As Swaziland’s economy goes into meltdown and the government can’t pay its bills, King Mswati III is busy spending millions of emalengeni sprucing up his palaces.
He has 13 at the moment – one for each of his wives – and since he recently married wife number 14, we must expect palace number 14 to go up some time soon. One in four of the king’s subjects live in stick and mud homes.
You won’t be surprised to hear that I am never invited to visit any of the palaces so I can’t write from firsthand experience, but people closer to the scene tell me that among the new furnishings are chandeliers that cost US$30,000 each.
There is simmering anger over the extravagance of the renovations in Swaziland, where King Mswati rules as sub-Saharan Africa’s last absolute monarch. But you won’t hear about the anger in the Swazi media which is scared to be critical of the king.
I’m told one palace had been completely decked out in the finest of Egyptian cotton and silks by the best Egyptian interior designers. The queen involved walked in and simply said - I don't like it - and the whole lot was pulled down.
The fineries are bought in the Middle Eastern countries of Dubai, Qatar and Kuwait.
A special trusted aide is sent on these trips to carry out Royal purchasing instructions. He is said to stay at the Burj Al-Arab hotel when in Dubai, with the bill picked up by the Swaziland Government. I hope this isn’t true: when I tried to book a room at the hotel today I was told the cheapest was E14,000 a night. (about US$2,050) Or I could have something a bit better at E28,000. I declined.

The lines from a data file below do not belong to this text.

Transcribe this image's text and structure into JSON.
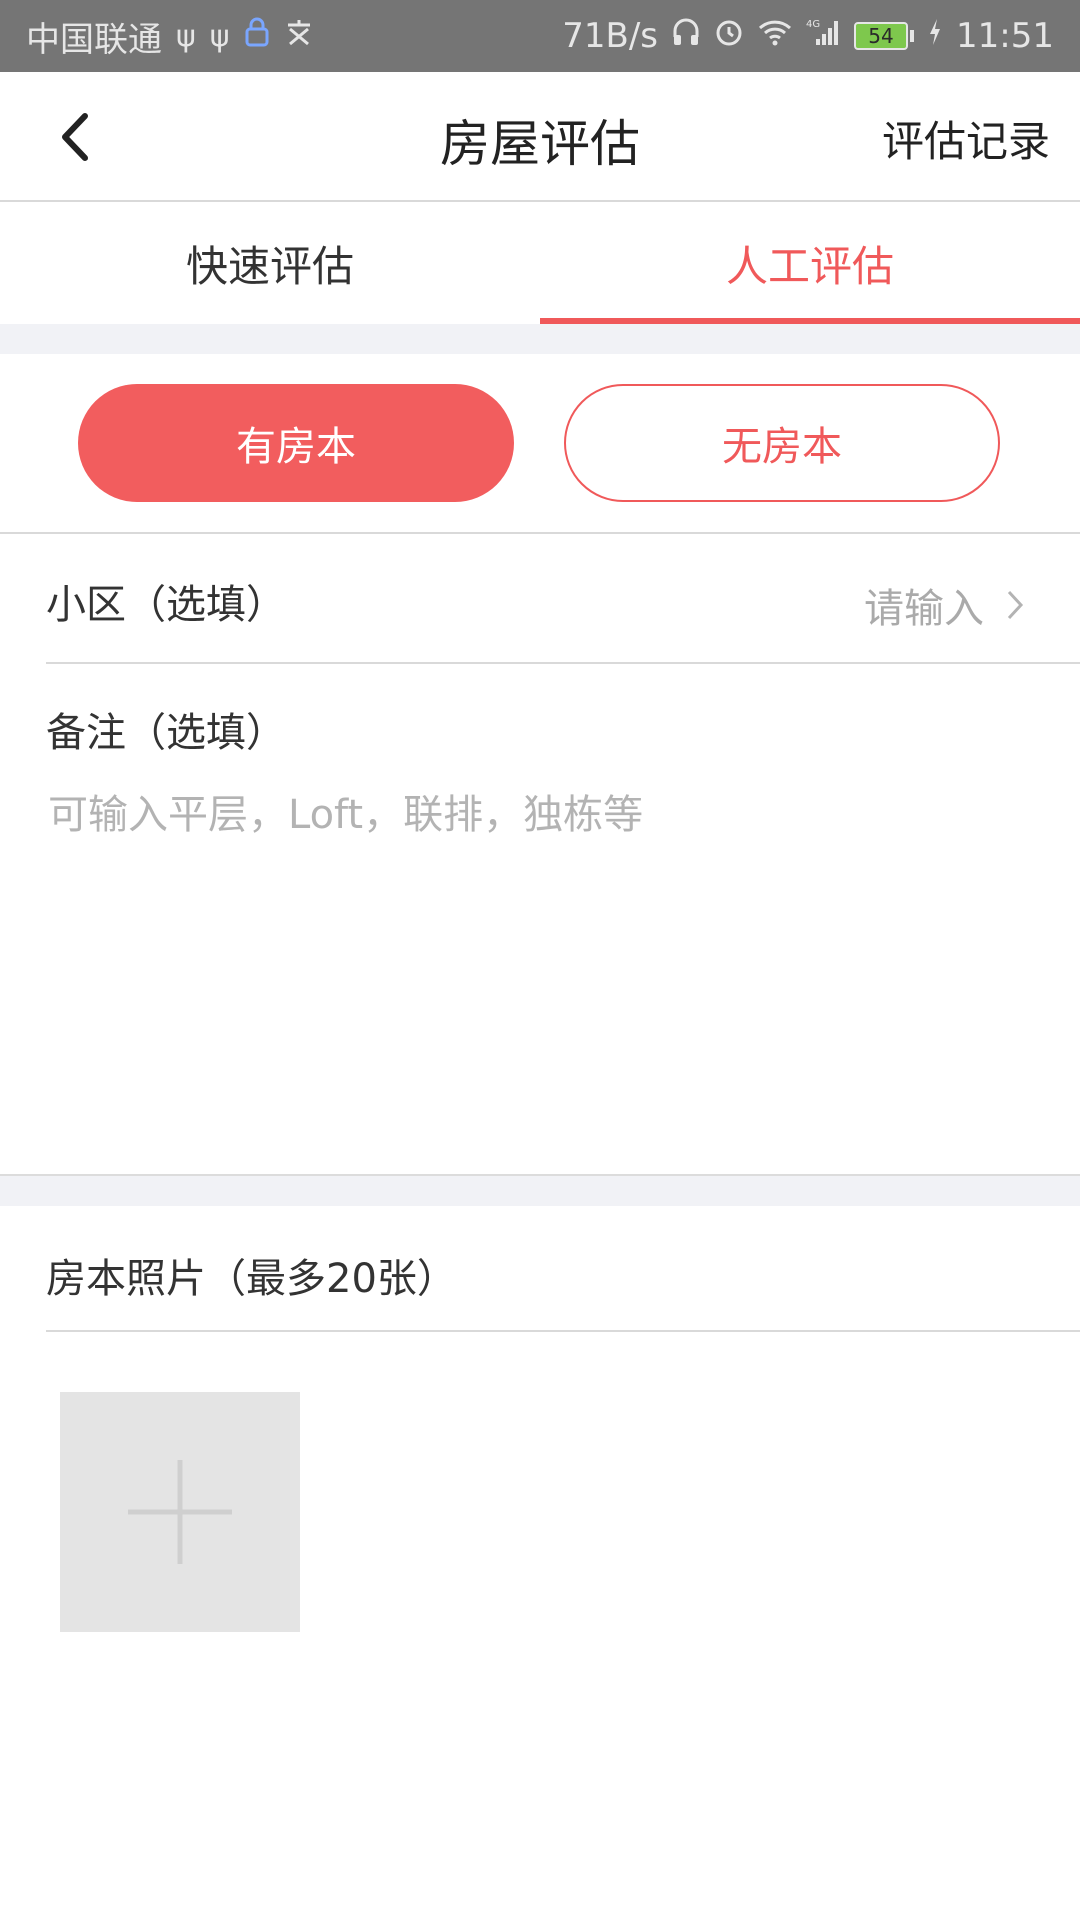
{
  "status_bar": {
    "carrier": "中国联通",
    "network_speed": "71B/s",
    "network_type": "4G",
    "battery_level": "54",
    "time": "11:51"
  },
  "navbar": {
    "title": "房屋评估",
    "right_action": "评估记录"
  },
  "tabs": [
    {
      "label": "快速评估",
      "active": false
    },
    {
      "label": "人工评估",
      "active": true
    }
  ],
  "toggle": {
    "option_with_deed": "有房本",
    "option_without_deed": "无房本",
    "selected": "有房本"
  },
  "form": {
    "community_label": "小区（选填）",
    "community_placeholder": "请输入",
    "remark_label": "备注（选填）",
    "remark_placeholder": "可输入平层，Loft，联排，独栋等"
  },
  "photos": {
    "title": "房本照片（最多20张）"
  },
  "colors": {
    "accent": "#f0595a",
    "status_bar_bg": "#757575",
    "section_gap_bg": "#f1f2f6",
    "add_photo_bg": "#e4e4e4"
  },
  "icons": {
    "back": "chevron-left-icon",
    "row_arrow": "chevron-right-icon",
    "add_photo": "plus-icon"
  }
}
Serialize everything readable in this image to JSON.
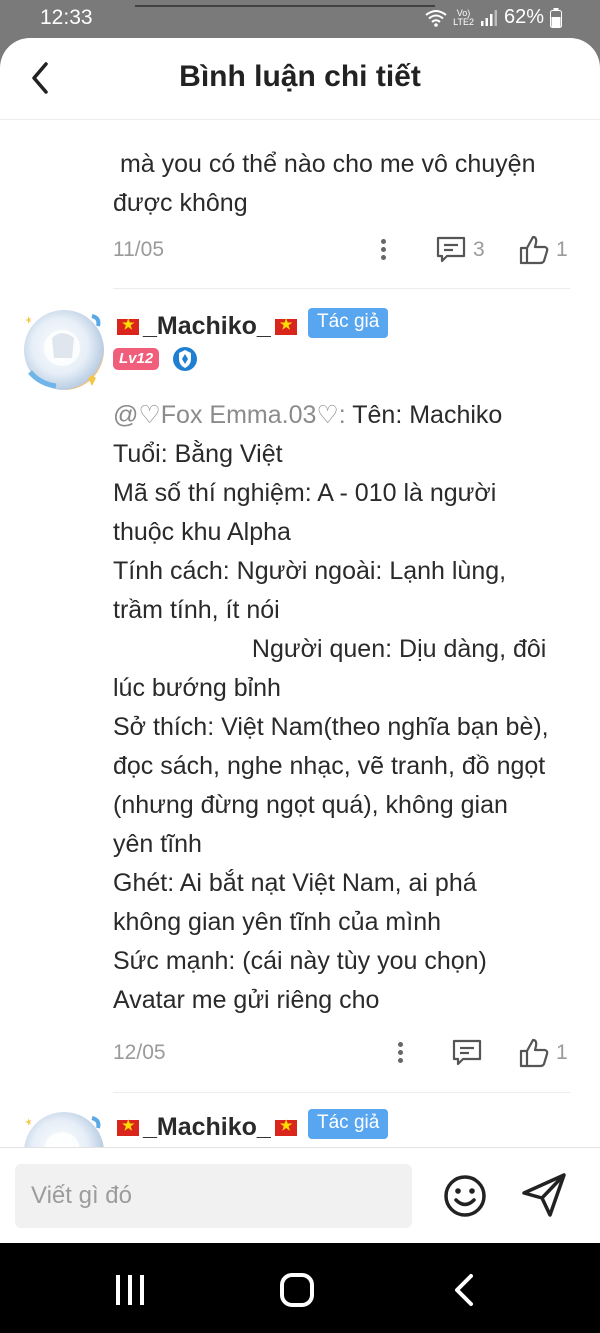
{
  "status_bar": {
    "time": "12:33",
    "network_top": "Vo)",
    "network_bottom": "LTE2",
    "battery": "62%"
  },
  "header": {
    "title": "Bình luận chi tiết"
  },
  "comment_1": {
    "lines": [
      " mà you có thể nào cho me vô chuyện",
      "được không"
    ],
    "date": "11/05",
    "reply_count": "3",
    "like_count": "1"
  },
  "comment_2": {
    "username": "_Machiko_",
    "author_badge": "Tác giả",
    "level": "Lv12",
    "mention": "@♡Fox Emma.03♡:",
    "first_line_rest": " Tên: Machiko",
    "lines": [
      "Tuổi: Bằng Việt",
      "Mã số thí nghiệm: A - 010 là người",
      "thuộc khu Alpha",
      "Tính cách: Người ngoài: Lạnh lùng,",
      "trầm tính, ít nói",
      "                    Người quen: Dịu dàng, đôi",
      "lúc bướng bỉnh",
      "Sở thích: Việt Nam(theo nghĩa bạn bè),",
      "đọc sách, nghe nhạc, vẽ tranh, đồ ngọt",
      "(nhưng đừng ngọt quá), không gian",
      "yên tĩnh",
      "Ghét: Ai bắt nạt Việt Nam, ai phá",
      "không gian yên tĩnh của mình",
      "Sức mạnh: (cái này tùy you chọn)",
      "Avatar me gửi riêng cho"
    ],
    "date": "12/05",
    "like_count": "1"
  },
  "comment_3": {
    "username": "_Machiko_",
    "author_badge": "Tác giả"
  },
  "input_bar": {
    "placeholder": "Viết gì đó"
  },
  "colors": {
    "author_badge": "#58a6ef",
    "level_badge": "#f15e7b",
    "accent_text": "#2a2a2a"
  }
}
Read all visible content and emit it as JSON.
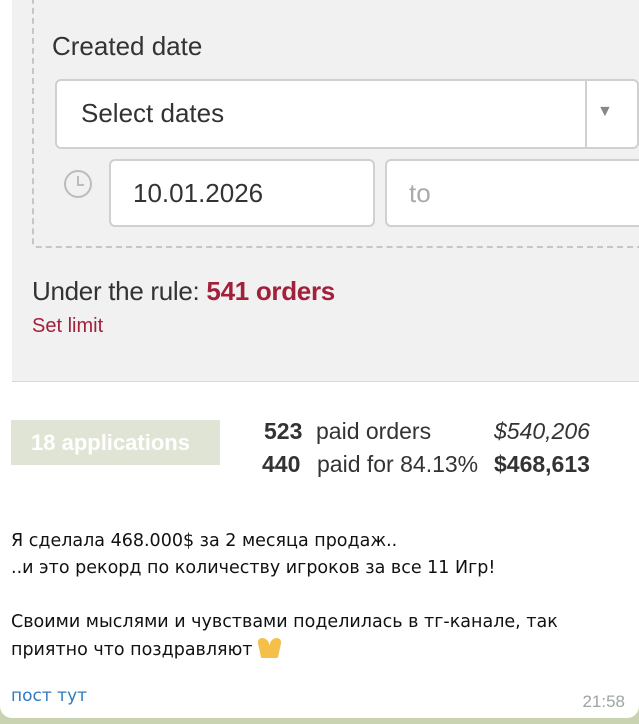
{
  "filter": {
    "title": "Created date",
    "select_placeholder": "Select dates",
    "date_from": "10.01.2026",
    "date_to_placeholder": "to",
    "rule_prefix": "Under the rule:",
    "rule_count": "541 orders",
    "set_limit": "Set limit"
  },
  "stats": {
    "applications": "18 applications",
    "paid_orders_count": "523",
    "paid_orders_label": "paid orders",
    "paid_orders_amount": "$540,206",
    "paid_for_count": "440",
    "paid_for_label": "paid for 84.13%",
    "paid_for_amount": "$468,613"
  },
  "message": {
    "line1": "Я сделала 468.000$ за 2 месяца продаж..",
    "line2": "..и это рекорд по количеству игроков за все 11 Игр!",
    "line3": "Своими мыслями и чувствами поделилась в тг-канале, так",
    "line4": "приятно что поздравляют",
    "link": "пост тут",
    "time": "21:58"
  },
  "icons": {
    "select_caret": "▼",
    "pray": "folded-hands-icon",
    "clock": "clock-icon"
  },
  "colors": {
    "accent": "#a3203b",
    "link": "#2f7ac0",
    "chat_background": "#c9d3b2"
  }
}
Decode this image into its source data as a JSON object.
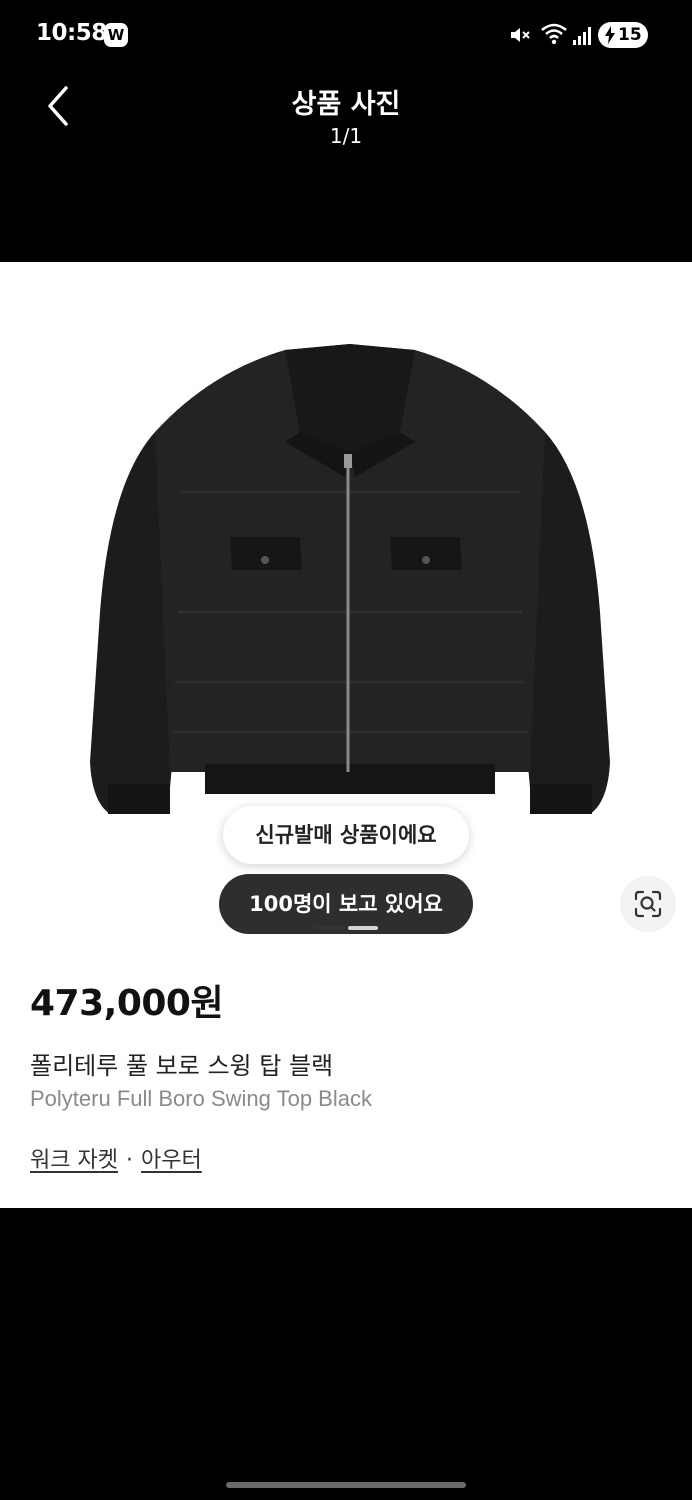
{
  "status_bar": {
    "time": "10:58",
    "app_badge": "W",
    "battery_level": "15"
  },
  "header": {
    "title": "상품 사진",
    "counter": "1/1"
  },
  "overlay": {
    "new_release_badge": "신규발매 상품이에요",
    "viewers_badge": "100명이 보고 있어요"
  },
  "product": {
    "price": "473,000원",
    "name_ko": "폴리테루 풀 보로 스윙 탑 블랙",
    "name_en": "Polyteru Full Boro Swing Top Black",
    "categories": [
      "워크 자켓",
      "아우터"
    ],
    "category_separator": "·"
  },
  "colors": {
    "background": "#000000",
    "sheet": "#ffffff",
    "viewers_badge": "#2e2e2e",
    "secondary_text": "#8a8a8a"
  },
  "icons": [
    "back-chevron-icon",
    "mute-icon",
    "wifi-icon",
    "signal-icon",
    "battery-icon",
    "lens-search-icon"
  ]
}
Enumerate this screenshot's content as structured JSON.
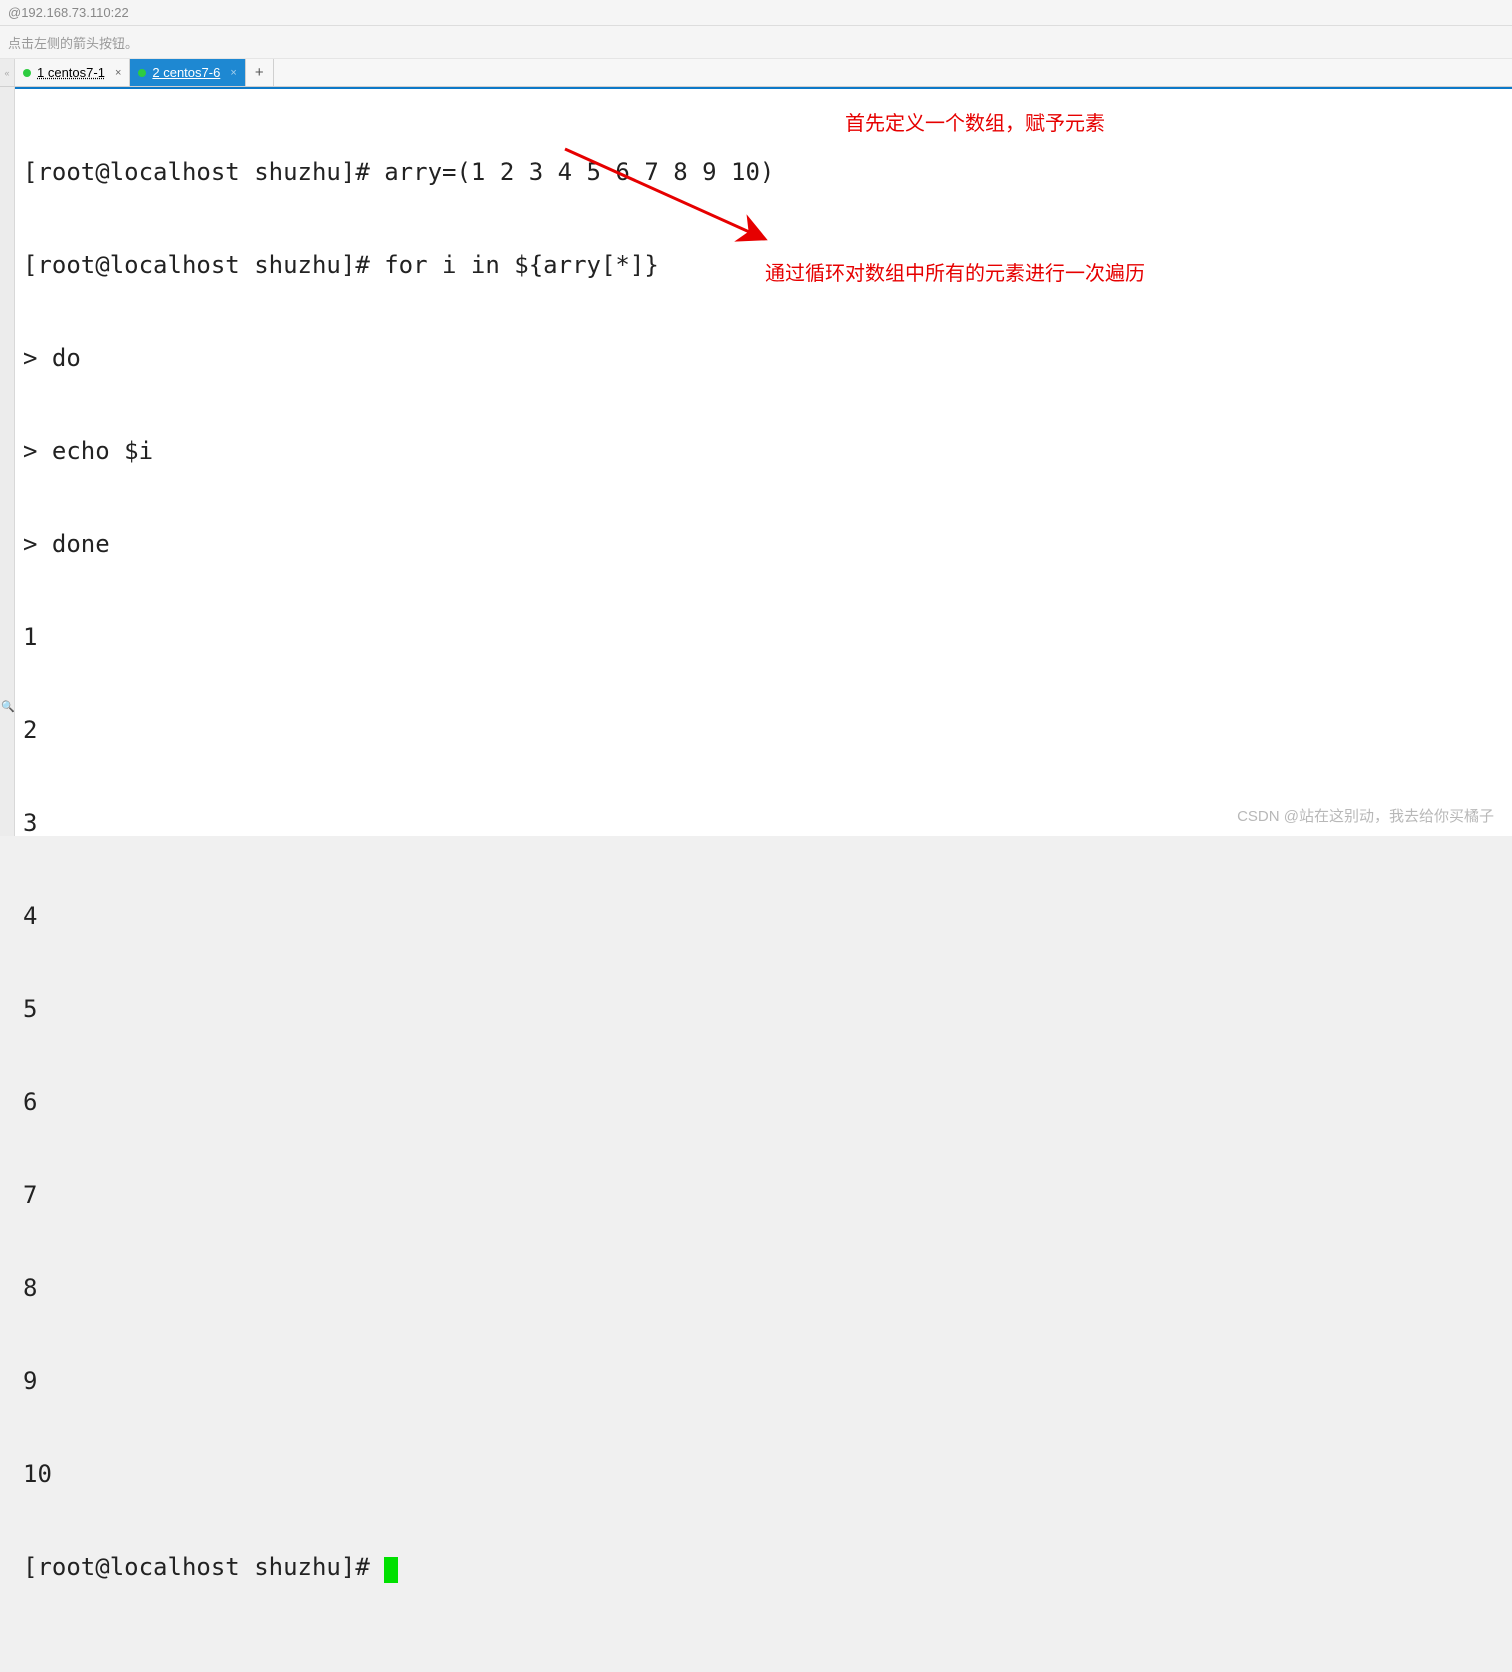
{
  "title_bar": "@192.168.73.110:22",
  "hint": "点击左侧的箭头按钮。",
  "tabs": [
    {
      "label": "1 centos7-1",
      "active": false
    },
    {
      "label": "2 centos7-6",
      "active": true
    }
  ],
  "add_tab": "+",
  "gutter_chevron": "«",
  "terminal": {
    "prompt": "[root@localhost shuzhu]# ",
    "lines": [
      "[root@localhost shuzhu]# arry=(1 2 3 4 5 6 7 8 9 10)",
      "[root@localhost shuzhu]# for i in ${arry[*]}",
      "> do",
      "> echo $i",
      "> done",
      "1",
      "2",
      "3",
      "4",
      "5",
      "6",
      "7",
      "8",
      "9",
      "10"
    ],
    "prompt_line": "[root@localhost shuzhu]# "
  },
  "annotations": {
    "a1": "首先定义一个数组，赋予元素",
    "a2": "通过循环对数组中所有的元素进行一次遍历"
  },
  "watermark": "CSDN @站在这别动，我去给你买橘子"
}
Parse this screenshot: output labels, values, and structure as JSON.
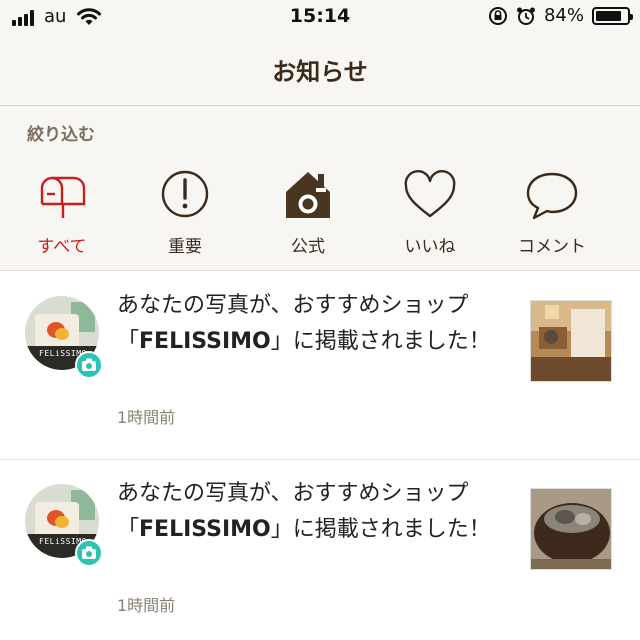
{
  "status_bar": {
    "carrier": "au",
    "time": "15:14",
    "battery_percent": "84%",
    "battery_level": 0.84,
    "icons": [
      "signal-icon",
      "wifi-icon",
      "rotation-lock-icon",
      "alarm-icon",
      "battery-icon"
    ]
  },
  "header": {
    "title": "お知らせ"
  },
  "filter": {
    "heading": "絞り込む",
    "tabs": [
      {
        "label": "すべて",
        "icon": "mailbox-icon",
        "active": true
      },
      {
        "label": "重要",
        "icon": "exclamation-icon",
        "active": false
      },
      {
        "label": "公式",
        "icon": "house-camera-icon",
        "active": false
      },
      {
        "label": "いいね",
        "icon": "heart-icon",
        "active": false
      },
      {
        "label": "コメント",
        "icon": "speech-bubble-icon",
        "active": false
      }
    ]
  },
  "notifications": [
    {
      "text_before": "あなたの写真が、おすすめショップ「",
      "brand": "FELISSIMO",
      "text_after": "」に掲載されました！",
      "time": "1時間前",
      "avatar_brand": "FELiSSIMO"
    },
    {
      "text_before": "あなたの写真が、おすすめショップ「",
      "brand": "FELISSIMO",
      "text_after": "」に掲載されました！",
      "time": "1時間前",
      "avatar_brand": "FELiSSIMO"
    }
  ],
  "colors": {
    "accent_red": "#c81e1e",
    "brown": "#3b2a1a",
    "badge_teal": "#2cc3b5",
    "background": "#f8f6f3"
  }
}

The king is not short of a dollar: according to Forbes in the United States, King Mswati himself has a personal fortune estimated at 200 million US dollars.
Just where the king gets his money from is a carefully guarded secret, but according to Afrik.com he owns (among other things) 10 per cent of every mining company in Swaziland.
Forbes says King Mswati is the beneficiary of two funds created by his father Sobhuza II in trust for the Swazi nation. During his reign, he has absolute discretion over use of the income, which has allowed him to build his palaces and stay at seven-star hotels when abroad.
The Swazi Royal Family is bleeding the kingdom dry. In April 2010, the Swaziland Democracy Campaign reported that a breakdown of expenditures shows that despite the king’s personal wealth, a significant portion of mainstream government spending goes towards the up keep of the royal family. In the past few years the following are annual expenditures associated with the royal family:
E170 million for Royal Emoluments and Civil List.
E 125 million for rehabilitation, maintenance and construction of state houses.
E158 million recurrent budget for the Swazi National Treasury under the King’s office.
E50 million for state houses and E50 million for link roads to royal residence.
E95 million for official royal trips by the king.
Swaziland is trying to negotiate a loan of E500 million to get it out of the crisis caused by the government’s mismanagement of the economy. As the king wallows in his wealth, seven in ten of his subjects are mired in deepest poverty, earning less than US$1 a day.
To pay for the economic crisis at least 7,000 civil servants will lose their jobs, the poorest workers will be forced to pay income tax for the first time and public services are being slashed.
People in the international community will wonder why they should come to Swaziland’s aid. Surely they would want Swaziland to put its own house in order before it received help from overseas. They would expect King Mswati to spend less on himself and help his own people first, before outsiders do. And who can blame them, because they are right.